A few days ago, the fourth year resident members of the Community of St Anselm departed Lambeth Palace, London. I remember July 4th, 2016 when it was time for my husband and I to leave. It had been an incredible year of formation but there was much excitement in the air as we departed Heathrow Airport for our home city of Melbourne.
Early on in our year, we heard Archbishop Justin Welby set out the vision for the community. One of his aims was for us to find stability.
“Stability is about being stable in Jesus… the sense of whatever happens around you, you don’t rock around, you’re not knocked off your feet.”Archbishop Justin Welby
The last few years has been an amazing time of growth for my husband and I, in our individual callings, for us spiritually and in the addition of a baby to our family. But we also had to weather quite a few storms, and I definitely found our Year in God’s Time prepared us for that. Part of the stability is found in having a Rule of Life.
What is a Rule of Life?
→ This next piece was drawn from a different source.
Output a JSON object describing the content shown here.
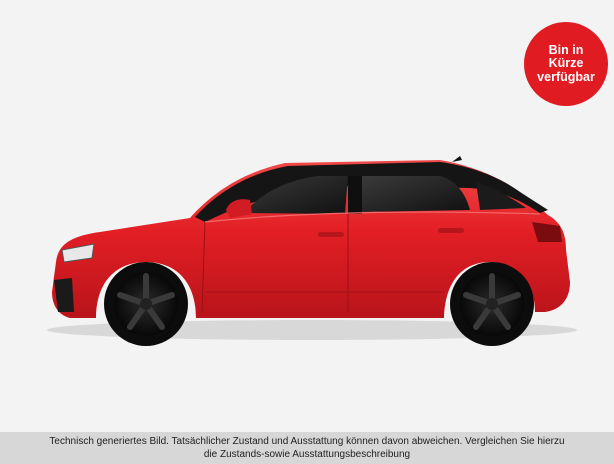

Many might imagine a Rule of Life to be a list of dos and don’ts. I really love how Thomas Moore explains it in the introduction to The Rule of St Benedict.
“The very word “rule” is connected to many terms that appear contrary to freedom: regulation, ruler (both leader and straight edge), king (rex), correct, rectangle, rectitude, and rectum. At first glance, following a rule doesn’t appear to be a desirable alternative to a materialistic world. But regular, Latin for rule, even in the time of the ancient Romans, also referred to a pattern or a model. The very straight edged rule that keeps things in line can also design a house. From the creative point of view, the monastic rule is an instrument for shaping a particular kind of life for which a person has deep and genuine desire.”Thomas Moore
Historically, monastic communities developed a Rule of Life which emphasised their charism (or, special gift). It provided shape to how they lived, and used as a guide in making decisions. The Community of St Anselm’s Rule of Life is quite broad as it draws inspiration from St Francis, St Ignatius and St Benedict – there are 15 in total and you can read it all here.
Living it out today
One of the questions I’ve been asking since returning home is, how do I live this out as part of a dispersed community? Is the Community of St Anselm Rule of Life still relevant to me, now I’m living roughly 16,893 km from Lambeth Palace?
In my mini-review of The Year of Small Things I mentioned about Sarah (one of the authors) and her husband Tom who lived in a radical community for a time before moving to the suburbs and having kids. The book is about Sarah (and Erin’s) journey to live a radical existence amidst the chaotic life of parenthood in the burbs.
Inspired by The Year of Small Things, from this month I am planning to focus on one aspect of the Community of St Anselm Rule of Life each month. I’ll begin by reflecting on how we lived out this Rule in Community and then choose some small ways I can implement it in my life today. I’ll begin by looking at Rule #1 in August: Learning from Jesus.